Shawnee Mission administrators are not alone in warming to the potential for remote learning.
“Our superintendent has said many times that we turned 385 years of public education completely upside down in two weeks,” says Whitney Oakley, chief academic officer at Guilford County Schools in North Carolina. “What we have now is an opportunity to be innovative and to hopefully change the system for the better.”
At GCS, a district with about 73,000 students enrolled across 126 schools, the initial remote learning push focused primarily on student equity, Oakley says. “We have lots of areas of hypersegregated poverty, so we started with the basic needs, such as making sure kids had food.”
From there, GCS distributed thousands of devices, relying on donations from local philanthropic agencies to cover expenses, and staffers set up hotspots in safe public spaces, including school parking lots.
“These donated devices are computers that students get to keep,” Oakley says.

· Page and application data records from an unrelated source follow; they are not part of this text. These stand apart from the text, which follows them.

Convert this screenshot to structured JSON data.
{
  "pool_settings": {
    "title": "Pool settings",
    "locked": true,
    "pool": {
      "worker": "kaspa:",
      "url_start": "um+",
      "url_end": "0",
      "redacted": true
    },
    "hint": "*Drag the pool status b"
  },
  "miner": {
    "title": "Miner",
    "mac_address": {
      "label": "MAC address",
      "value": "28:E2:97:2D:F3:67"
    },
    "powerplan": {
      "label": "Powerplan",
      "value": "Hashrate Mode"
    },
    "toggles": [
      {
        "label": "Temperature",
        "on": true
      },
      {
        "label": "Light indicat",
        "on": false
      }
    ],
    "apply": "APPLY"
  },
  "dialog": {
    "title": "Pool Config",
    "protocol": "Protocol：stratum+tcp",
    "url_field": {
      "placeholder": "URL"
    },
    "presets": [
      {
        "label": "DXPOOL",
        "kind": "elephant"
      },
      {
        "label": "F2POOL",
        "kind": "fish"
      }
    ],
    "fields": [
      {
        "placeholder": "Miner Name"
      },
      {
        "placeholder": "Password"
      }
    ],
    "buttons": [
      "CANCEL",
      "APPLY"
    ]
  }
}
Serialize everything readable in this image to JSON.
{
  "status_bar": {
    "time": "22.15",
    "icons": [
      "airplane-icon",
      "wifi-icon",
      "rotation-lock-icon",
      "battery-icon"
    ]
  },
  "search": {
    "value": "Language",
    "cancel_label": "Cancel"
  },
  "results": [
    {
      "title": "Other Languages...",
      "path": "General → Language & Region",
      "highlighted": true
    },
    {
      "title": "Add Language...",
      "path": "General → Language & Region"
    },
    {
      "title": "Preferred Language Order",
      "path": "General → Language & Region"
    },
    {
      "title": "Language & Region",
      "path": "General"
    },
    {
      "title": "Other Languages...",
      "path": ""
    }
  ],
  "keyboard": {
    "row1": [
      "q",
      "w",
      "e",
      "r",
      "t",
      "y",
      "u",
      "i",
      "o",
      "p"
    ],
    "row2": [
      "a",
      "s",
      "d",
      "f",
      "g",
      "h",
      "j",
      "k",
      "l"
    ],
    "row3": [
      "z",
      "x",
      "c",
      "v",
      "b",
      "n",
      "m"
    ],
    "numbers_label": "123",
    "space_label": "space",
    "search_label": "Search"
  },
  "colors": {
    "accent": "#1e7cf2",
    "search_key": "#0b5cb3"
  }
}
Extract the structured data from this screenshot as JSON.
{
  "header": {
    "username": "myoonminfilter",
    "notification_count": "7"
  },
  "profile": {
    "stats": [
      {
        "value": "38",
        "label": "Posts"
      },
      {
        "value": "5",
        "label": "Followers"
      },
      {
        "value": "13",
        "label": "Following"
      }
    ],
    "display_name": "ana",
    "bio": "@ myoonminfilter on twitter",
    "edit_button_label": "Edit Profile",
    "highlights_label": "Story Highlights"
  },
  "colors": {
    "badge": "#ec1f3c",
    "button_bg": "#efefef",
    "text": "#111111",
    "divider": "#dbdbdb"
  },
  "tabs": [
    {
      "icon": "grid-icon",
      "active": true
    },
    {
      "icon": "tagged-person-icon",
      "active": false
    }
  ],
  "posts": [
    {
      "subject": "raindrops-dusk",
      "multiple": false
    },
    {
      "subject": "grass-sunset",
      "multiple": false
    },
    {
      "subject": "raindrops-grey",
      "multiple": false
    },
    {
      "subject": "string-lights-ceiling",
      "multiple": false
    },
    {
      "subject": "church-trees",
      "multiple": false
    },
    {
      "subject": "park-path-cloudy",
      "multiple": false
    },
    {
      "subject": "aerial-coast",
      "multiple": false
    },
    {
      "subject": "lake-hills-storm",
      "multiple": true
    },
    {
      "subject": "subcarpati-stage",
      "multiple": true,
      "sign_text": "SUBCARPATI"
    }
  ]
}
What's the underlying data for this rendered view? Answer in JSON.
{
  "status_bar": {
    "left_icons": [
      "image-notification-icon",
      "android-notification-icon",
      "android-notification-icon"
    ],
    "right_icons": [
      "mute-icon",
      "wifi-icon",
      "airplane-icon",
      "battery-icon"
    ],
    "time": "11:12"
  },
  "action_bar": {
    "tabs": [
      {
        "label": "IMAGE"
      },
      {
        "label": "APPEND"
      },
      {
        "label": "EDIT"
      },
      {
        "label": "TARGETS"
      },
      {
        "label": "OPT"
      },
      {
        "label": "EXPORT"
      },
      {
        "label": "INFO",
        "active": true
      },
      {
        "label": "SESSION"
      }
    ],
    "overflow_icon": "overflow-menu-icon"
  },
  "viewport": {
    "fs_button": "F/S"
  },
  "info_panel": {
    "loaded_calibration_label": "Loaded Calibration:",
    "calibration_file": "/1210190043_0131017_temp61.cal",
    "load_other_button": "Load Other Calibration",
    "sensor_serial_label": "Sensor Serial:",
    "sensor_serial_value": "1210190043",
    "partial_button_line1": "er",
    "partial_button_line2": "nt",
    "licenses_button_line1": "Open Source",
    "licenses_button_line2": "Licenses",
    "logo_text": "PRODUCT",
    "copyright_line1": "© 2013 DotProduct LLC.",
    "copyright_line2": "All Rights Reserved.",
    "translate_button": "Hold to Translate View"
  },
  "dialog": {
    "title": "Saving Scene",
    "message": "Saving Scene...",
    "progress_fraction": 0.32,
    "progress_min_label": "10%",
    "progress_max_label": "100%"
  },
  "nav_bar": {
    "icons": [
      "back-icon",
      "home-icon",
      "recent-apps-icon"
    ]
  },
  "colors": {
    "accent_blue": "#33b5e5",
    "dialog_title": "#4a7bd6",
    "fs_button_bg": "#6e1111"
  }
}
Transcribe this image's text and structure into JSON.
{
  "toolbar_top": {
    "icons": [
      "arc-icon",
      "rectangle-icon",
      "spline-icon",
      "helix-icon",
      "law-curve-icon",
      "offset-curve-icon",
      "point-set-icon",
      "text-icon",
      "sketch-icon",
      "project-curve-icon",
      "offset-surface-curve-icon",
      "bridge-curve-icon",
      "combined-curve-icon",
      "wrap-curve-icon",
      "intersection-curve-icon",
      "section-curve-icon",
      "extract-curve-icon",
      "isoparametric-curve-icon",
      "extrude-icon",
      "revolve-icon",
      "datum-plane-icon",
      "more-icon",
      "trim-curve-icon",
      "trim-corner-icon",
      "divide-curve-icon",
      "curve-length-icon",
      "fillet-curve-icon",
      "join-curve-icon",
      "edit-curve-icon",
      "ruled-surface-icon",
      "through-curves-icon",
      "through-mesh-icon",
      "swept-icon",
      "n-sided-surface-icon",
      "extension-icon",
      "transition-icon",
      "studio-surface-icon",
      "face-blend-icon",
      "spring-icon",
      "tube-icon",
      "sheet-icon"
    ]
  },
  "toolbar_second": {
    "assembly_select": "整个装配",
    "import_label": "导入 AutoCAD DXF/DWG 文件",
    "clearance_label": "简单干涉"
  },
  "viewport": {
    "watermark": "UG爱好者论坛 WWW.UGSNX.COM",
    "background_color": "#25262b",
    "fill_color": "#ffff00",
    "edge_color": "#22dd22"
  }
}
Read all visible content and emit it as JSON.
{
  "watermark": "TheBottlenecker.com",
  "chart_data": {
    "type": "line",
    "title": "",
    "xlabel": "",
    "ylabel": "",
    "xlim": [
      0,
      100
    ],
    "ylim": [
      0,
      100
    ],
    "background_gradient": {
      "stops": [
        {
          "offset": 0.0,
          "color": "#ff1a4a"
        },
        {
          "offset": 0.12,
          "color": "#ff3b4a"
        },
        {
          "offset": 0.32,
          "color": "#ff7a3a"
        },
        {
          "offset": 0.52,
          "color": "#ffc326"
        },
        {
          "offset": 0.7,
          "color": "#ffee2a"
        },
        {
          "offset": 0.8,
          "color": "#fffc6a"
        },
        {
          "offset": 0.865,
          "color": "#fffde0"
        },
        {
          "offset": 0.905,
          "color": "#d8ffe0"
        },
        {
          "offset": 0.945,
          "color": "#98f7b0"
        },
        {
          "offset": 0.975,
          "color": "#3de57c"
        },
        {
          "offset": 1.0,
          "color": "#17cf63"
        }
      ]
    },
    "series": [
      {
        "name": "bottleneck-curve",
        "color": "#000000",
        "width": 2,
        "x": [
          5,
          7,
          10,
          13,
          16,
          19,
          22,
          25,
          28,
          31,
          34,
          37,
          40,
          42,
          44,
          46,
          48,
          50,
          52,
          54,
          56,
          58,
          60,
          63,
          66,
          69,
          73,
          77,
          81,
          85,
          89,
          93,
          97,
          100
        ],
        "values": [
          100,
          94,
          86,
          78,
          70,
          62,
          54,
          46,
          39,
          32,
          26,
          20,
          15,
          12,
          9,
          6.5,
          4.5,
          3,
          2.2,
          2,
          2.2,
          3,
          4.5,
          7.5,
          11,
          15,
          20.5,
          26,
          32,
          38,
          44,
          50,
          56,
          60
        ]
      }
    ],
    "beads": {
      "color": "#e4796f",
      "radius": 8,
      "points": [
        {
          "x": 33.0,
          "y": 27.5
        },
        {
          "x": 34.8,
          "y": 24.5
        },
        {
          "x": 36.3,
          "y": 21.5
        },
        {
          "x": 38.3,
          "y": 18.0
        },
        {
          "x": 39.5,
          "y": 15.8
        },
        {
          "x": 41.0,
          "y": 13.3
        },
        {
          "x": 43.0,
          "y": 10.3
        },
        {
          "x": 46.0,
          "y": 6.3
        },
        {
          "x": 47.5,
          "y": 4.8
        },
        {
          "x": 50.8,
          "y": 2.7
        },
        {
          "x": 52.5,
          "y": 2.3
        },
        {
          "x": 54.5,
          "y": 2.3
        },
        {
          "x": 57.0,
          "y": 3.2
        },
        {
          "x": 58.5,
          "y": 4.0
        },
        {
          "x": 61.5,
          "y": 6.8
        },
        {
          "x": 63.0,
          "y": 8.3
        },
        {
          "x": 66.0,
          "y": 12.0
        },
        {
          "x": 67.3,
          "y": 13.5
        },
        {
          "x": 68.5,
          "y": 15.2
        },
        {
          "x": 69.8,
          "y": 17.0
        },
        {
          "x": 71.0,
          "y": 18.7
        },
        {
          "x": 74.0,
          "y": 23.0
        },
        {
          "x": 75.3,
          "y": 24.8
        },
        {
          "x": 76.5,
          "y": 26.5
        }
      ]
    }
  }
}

Providing that connectivity remains the district’s biggest hurdle for remote learning, she says.